It may be that Max Lucado, a leading conservative-evangelical minister with a reputation free from the usual scandals, will be the one to call his community to its senses. I think this piece that he wrote has already gone viral, but I’m glad to add my blog to the chorus:
(Lucado comments further on the Christianity Today website.)
In addition to the POTUS conversation I listened to a speech that Trump gave, broadcast in toto on CNN. It was even worse than I had thought, and it went on for at least forty minutes, maybe more. I will be preaching in Georgia and South Carolina next week, and I am wondering what in God’s name I am going to say. To say nothing would be a total cop-out.
American values, not to mention Christian values, really are at stake here. I read an article in The New York Times today which seems relevant. It describes the rising tide of extremism, nationalism, neo-Fascism, a “sudden and sinister rise in right-wing racism” and anti-refugee sentiment. In German this takes the form of burning down refugee centers as extremist right-wingers who “feel increasingly powerless and lose faith in politicians and the news media.” Does that sound familiar? If we continue to tolerate and even cheer vicious, angry, divisive rhetoric from our putative leaders, we will certainly see such an increase of hostility toward minorites, immigrants, and vulnerable people of all kinds.
Speaking of The New York Times, part of Trump’s very long speech today was an attack on the paper, which has been doing some research into his business dealings and hiring practices. He spent a good five minutes excoriating the Times for its bad real estate decisions (he may be right about that, for all I know) in order to brag about his superiority (he rattled off a list of all his properties) and, above all, to deflect the conversation from the Times‘ journalistic findings. He invited his whooping, cheering audience to understand that these are “bad people, bad people” at the Times whereas, of course, his fans are “wonderful people.” The definition of a “wonderful person” is someone who loves him. That explains why he has said, “I love the poorly educated.”
In a previous blog, I called attention to Marilynne Robinson’s essay, “Fear.” She writes that “America is a Christian country, and fear is not a Christian habit of mind.” Neither are indecency, insults, boorish behavior, hateful speech, ignoring facts, spreading vicious untruths about one’s perceived enemies…and above all, divisive language about “wonderful people” vs. “bad people.” The Christian faith, about which Trump appears to know virtually nothing, is about the justification of the ungodly.

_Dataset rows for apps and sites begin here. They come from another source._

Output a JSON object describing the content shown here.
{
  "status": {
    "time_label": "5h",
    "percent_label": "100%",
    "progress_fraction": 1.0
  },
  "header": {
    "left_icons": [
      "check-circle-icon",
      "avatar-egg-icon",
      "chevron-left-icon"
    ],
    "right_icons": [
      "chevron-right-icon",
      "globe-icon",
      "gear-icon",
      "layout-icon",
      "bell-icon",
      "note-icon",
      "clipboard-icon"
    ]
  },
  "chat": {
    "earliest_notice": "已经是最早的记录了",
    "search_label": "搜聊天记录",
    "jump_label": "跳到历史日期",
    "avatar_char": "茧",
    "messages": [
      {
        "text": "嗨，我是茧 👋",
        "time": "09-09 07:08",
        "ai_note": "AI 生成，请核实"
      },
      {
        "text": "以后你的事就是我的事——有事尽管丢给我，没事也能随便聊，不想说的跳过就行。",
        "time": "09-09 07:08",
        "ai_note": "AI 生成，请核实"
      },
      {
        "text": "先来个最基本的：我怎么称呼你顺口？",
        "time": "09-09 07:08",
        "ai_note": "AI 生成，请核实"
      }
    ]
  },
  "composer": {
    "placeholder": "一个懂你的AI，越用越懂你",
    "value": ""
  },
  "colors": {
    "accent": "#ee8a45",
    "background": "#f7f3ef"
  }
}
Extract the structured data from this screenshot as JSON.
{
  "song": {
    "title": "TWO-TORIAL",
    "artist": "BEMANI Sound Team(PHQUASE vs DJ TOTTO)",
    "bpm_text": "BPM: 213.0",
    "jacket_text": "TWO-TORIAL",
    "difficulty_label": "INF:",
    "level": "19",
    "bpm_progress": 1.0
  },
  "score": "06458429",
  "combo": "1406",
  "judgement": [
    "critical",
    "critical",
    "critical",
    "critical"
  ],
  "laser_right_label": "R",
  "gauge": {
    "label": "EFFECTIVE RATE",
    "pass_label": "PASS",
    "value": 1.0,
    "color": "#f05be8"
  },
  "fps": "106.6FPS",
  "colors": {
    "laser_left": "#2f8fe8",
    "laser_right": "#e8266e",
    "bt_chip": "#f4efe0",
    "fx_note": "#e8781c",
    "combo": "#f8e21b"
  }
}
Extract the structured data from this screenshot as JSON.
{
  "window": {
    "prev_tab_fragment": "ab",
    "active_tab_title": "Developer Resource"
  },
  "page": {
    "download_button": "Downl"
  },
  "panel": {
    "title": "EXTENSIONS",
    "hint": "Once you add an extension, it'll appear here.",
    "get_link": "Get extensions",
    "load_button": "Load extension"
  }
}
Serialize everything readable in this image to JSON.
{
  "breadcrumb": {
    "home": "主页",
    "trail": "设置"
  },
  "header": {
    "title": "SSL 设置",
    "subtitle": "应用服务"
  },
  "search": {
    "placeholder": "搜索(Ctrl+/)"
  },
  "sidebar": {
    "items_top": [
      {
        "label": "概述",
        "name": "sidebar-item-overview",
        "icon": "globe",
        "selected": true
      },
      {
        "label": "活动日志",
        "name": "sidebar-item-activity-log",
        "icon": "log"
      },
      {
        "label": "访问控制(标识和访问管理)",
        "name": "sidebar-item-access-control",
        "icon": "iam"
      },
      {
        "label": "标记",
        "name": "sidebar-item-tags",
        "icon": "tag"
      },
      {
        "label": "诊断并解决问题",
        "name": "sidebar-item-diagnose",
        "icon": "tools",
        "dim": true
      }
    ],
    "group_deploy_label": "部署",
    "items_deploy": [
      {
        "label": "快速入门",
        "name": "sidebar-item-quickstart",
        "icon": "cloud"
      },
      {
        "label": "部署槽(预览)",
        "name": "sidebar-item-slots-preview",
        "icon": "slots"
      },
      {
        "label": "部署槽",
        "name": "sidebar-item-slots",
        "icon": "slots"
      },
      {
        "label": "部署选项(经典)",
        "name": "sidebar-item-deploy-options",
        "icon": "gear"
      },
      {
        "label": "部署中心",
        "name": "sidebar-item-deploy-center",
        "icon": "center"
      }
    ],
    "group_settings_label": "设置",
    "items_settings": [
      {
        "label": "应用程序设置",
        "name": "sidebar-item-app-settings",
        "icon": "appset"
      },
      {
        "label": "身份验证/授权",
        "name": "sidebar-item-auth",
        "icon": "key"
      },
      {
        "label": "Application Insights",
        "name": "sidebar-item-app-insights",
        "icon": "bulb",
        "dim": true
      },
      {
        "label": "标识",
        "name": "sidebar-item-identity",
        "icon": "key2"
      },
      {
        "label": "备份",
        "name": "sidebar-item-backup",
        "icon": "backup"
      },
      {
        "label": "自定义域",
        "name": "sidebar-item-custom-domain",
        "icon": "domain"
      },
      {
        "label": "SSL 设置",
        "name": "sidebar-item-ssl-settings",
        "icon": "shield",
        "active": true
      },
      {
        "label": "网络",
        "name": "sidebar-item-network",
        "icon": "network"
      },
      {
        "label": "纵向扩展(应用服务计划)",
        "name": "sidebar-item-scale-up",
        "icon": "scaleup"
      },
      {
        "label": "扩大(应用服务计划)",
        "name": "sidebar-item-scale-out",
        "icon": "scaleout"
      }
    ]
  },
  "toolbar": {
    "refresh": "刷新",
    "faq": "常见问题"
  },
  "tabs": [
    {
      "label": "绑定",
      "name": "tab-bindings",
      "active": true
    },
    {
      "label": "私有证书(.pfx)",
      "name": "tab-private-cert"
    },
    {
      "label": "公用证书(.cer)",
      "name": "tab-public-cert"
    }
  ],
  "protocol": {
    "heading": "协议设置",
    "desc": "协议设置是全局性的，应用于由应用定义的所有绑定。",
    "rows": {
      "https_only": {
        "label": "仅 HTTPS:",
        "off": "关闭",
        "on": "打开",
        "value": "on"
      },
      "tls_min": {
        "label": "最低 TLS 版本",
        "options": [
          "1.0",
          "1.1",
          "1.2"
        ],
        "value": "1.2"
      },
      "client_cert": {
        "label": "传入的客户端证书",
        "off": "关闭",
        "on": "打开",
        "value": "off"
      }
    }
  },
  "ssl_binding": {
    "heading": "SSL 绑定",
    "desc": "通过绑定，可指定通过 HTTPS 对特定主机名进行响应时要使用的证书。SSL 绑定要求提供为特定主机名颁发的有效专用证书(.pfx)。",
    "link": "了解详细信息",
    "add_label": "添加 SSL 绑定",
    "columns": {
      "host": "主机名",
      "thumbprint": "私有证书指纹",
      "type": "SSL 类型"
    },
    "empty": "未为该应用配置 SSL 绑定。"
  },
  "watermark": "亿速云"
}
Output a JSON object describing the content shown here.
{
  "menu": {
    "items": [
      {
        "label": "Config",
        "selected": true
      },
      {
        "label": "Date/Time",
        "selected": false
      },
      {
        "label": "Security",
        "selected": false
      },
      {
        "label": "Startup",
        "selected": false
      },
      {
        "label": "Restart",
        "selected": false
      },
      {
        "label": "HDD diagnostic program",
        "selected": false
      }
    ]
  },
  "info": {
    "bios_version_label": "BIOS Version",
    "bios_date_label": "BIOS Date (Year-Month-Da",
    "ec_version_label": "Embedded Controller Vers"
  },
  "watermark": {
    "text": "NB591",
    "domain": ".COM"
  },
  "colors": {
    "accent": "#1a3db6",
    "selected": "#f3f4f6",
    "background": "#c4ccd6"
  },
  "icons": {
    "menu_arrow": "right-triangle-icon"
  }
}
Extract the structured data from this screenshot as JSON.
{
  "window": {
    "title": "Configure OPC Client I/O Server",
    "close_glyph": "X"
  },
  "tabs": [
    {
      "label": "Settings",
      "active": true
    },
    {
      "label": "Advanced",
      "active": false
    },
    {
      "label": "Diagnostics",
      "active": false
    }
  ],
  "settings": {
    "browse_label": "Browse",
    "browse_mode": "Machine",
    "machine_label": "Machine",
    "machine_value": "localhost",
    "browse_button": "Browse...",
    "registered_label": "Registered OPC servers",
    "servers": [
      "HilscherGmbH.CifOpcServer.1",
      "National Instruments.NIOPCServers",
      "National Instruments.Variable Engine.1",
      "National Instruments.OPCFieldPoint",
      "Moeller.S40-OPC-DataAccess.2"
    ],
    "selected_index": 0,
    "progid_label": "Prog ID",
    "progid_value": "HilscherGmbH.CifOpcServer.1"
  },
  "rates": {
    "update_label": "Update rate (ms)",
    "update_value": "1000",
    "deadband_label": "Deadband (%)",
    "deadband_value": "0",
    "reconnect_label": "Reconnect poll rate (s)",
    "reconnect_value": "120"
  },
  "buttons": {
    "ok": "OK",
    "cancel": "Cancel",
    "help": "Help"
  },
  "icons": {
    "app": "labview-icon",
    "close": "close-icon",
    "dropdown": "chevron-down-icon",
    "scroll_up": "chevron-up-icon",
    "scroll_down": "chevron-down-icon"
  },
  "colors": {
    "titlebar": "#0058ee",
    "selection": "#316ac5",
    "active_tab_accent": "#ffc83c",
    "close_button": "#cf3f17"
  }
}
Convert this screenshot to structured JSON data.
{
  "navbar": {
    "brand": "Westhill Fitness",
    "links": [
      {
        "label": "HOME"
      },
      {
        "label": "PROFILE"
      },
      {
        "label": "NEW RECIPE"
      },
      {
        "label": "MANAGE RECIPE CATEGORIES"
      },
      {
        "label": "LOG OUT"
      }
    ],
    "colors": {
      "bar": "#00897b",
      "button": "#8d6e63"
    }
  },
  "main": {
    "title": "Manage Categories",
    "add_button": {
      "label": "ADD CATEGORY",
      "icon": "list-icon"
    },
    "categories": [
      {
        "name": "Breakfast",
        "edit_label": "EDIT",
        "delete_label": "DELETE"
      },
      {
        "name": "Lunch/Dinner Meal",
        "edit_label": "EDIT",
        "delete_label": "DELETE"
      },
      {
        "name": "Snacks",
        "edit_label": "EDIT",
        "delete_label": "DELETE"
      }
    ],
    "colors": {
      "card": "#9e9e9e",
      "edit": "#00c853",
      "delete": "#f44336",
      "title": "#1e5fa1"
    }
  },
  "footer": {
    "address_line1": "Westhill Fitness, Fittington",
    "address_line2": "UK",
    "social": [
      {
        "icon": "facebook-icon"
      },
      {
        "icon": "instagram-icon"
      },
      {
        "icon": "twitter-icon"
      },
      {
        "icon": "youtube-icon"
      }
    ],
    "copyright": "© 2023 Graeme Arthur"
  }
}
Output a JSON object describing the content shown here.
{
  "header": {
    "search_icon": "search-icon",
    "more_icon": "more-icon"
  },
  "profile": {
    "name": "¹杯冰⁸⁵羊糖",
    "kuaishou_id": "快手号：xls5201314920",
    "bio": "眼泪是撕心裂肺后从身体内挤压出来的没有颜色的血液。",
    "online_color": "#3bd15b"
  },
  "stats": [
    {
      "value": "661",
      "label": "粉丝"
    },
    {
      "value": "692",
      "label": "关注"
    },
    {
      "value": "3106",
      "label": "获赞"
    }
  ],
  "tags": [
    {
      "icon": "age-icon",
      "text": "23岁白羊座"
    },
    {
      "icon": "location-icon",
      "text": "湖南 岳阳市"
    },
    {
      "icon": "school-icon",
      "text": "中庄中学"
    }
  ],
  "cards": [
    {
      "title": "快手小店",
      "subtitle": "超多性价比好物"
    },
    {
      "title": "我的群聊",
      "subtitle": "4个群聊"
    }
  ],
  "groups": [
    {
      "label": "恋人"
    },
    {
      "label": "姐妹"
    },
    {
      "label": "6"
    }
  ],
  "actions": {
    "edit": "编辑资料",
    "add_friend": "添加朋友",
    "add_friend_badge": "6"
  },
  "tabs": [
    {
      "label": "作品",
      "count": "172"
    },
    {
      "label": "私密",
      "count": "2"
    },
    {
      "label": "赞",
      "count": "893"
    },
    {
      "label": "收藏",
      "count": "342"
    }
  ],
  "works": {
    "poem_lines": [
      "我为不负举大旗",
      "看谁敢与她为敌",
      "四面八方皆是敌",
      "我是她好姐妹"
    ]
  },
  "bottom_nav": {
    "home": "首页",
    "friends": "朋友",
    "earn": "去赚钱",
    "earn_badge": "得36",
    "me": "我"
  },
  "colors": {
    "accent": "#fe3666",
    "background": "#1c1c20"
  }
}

That includes all of us sinners and requires us to be very careful about claiming special status for ourselves and those who support us at our worst.
The mainline churches are largely voiceless these days. Conservative-evangelical support for Trump is growing by the day. A friend emailed me to the effect that the mainline churches have been under judgment for a long time for emphasizing certain hot-button issues at the expense of building up a deeply-rooted understanding of our true faith. As I’ve been blogging recently, the great divide between the Christian right and the mainlines–for which the mainlines must bear a good deal of the responsibility–is already coming back to haunt us.
Here is a link to the Times article about Germany:
And here is one about Marilynne Robinson:
And here is one recent post about the mainlines and the Christian Right: